----- Task data
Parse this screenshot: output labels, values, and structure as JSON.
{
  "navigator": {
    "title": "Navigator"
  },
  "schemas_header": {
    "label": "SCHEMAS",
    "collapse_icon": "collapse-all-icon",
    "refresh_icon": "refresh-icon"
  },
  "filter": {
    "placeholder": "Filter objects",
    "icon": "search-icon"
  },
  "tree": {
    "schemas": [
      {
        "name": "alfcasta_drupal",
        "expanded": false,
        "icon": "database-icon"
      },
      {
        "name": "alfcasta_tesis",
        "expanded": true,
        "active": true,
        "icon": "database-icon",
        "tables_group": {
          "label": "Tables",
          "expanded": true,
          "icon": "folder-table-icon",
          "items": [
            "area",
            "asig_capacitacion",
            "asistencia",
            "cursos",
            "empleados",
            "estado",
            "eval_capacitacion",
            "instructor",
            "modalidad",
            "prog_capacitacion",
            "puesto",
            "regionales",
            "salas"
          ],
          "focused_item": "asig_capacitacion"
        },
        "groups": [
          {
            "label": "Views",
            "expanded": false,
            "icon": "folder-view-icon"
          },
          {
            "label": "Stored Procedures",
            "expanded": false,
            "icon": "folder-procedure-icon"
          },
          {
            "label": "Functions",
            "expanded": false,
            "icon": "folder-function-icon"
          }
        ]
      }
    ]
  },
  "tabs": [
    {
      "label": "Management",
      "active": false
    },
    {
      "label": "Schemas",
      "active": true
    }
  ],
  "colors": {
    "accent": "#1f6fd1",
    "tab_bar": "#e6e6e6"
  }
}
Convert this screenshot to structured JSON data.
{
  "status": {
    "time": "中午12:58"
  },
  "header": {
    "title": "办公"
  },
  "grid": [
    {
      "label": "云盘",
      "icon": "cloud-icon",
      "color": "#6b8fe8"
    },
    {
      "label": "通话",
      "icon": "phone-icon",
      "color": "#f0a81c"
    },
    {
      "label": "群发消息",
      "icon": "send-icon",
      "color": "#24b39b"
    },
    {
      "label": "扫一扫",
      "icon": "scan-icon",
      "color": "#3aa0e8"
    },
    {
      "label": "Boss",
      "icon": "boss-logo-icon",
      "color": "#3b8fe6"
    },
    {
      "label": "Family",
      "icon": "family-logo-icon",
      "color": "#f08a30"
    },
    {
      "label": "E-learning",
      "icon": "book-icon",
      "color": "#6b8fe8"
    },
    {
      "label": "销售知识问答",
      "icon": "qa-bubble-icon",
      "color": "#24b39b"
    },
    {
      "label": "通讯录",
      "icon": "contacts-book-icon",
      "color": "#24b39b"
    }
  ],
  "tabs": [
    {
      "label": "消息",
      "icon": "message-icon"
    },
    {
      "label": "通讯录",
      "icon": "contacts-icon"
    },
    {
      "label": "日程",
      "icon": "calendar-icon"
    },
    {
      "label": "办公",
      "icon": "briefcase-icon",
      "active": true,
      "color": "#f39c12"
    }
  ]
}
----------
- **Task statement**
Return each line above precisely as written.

- **Exercise solution**
Parse this screenshot: output labels, values, and structure as JSON.
{
  "navigator": {
    "title": "Navigator"
  },
  "schemas_header": {
    "label": "SCHEMAS",
    "collapse_icon": "collapse-all-icon",
    "refresh_icon": "refresh-icon"
  },
  "filter": {
    "placeholder": "Filter objects",
    "icon": "search-icon"
  },
  "tree": {
    "schemas": [
      {
        "name": "alfcasta_drupal",
        "expanded": false,
        "icon": "database-icon"
      },
      {
        "name": "alfcasta_tesis",
        "expanded": true,
        "active": true,
        "icon": "database-icon",
        "tables_group": {
          "label": "Tables",
          "expanded": true,
          "icon": "folder-table-icon",
          "items": [
            "area",
            "asig_capacitacion",
            "asistencia",
            "cursos",
            "empleados",
            "estado",
            "eval_capacitacion",
            "instructor",
            "modalidad",
            "prog_capacitacion",
            "puesto",
            "regionales",
            "salas"
          ],
          "focused_item": "asig_capacitacion"
        },
        "groups": [
          {
            "label": "Views",
            "expanded": false,
            "icon": "folder-view-icon"
          },
          {
            "label": "Stored Procedures",
            "expanded": false,
            "icon": "folder-procedure-icon"
          },
          {
            "label": "Functions",
            "expanded": false,
            "icon": "folder-function-icon"
          }
        ]
      }
    ]
  },
  "tabs": [
    {
      "label": "Management",
      "active": false
    },
    {
      "label": "Schemas",
      "active": true
    }
  ],
  "colors": {
    "accent": "#1f6fd1",
    "tab_bar": "#e6e6e6"
  }
}
Convert this screenshot to structured JSON data.
{
  "status": {
    "time": "中午12:58"
  },
  "header": {
    "title": "办公"
  },
  "grid": [
    {
      "label": "云盘",
      "icon": "cloud-icon",
      "color": "#6b8fe8"
    },
    {
      "label": "通话",
      "icon": "phone-icon",
      "color": "#f0a81c"
    },
    {
      "label": "群发消息",
      "icon": "send-icon",
      "color": "#24b39b"
    },
    {
      "label": "扫一扫",
      "icon": "scan-icon",
      "color": "#3aa0e8"
    },
    {
      "label": "Boss",
      "icon": "boss-logo-icon",
      "color": "#3b8fe6"
    },
    {
      "label": "Family",
      "icon": "family-logo-icon",
      "color": "#f08a30"
    },
    {
      "label": "E-learning",
      "icon": "book-icon",
      "color": "#6b8fe8"
    },
    {
      "label": "销售知识问答",
      "icon": "qa-bubble-icon",
      "color": "#24b39b"
    },
    {
      "label": "通讯录",
      "icon": "contacts-book-icon",
      "color": "#24b39b"
    }
  ],
  "tabs": [
    {
      "label": "消息",
      "icon": "message-icon"
    },
    {
      "label": "通讯录",
      "icon": "contacts-icon"
    },
    {
      "label": "日程",
      "icon": "calendar-icon"
    },
    {
      "label": "办公",
      "icon": "briefcase-icon",
      "active": true,
      "color": "#f39c12"
    }
  ]
}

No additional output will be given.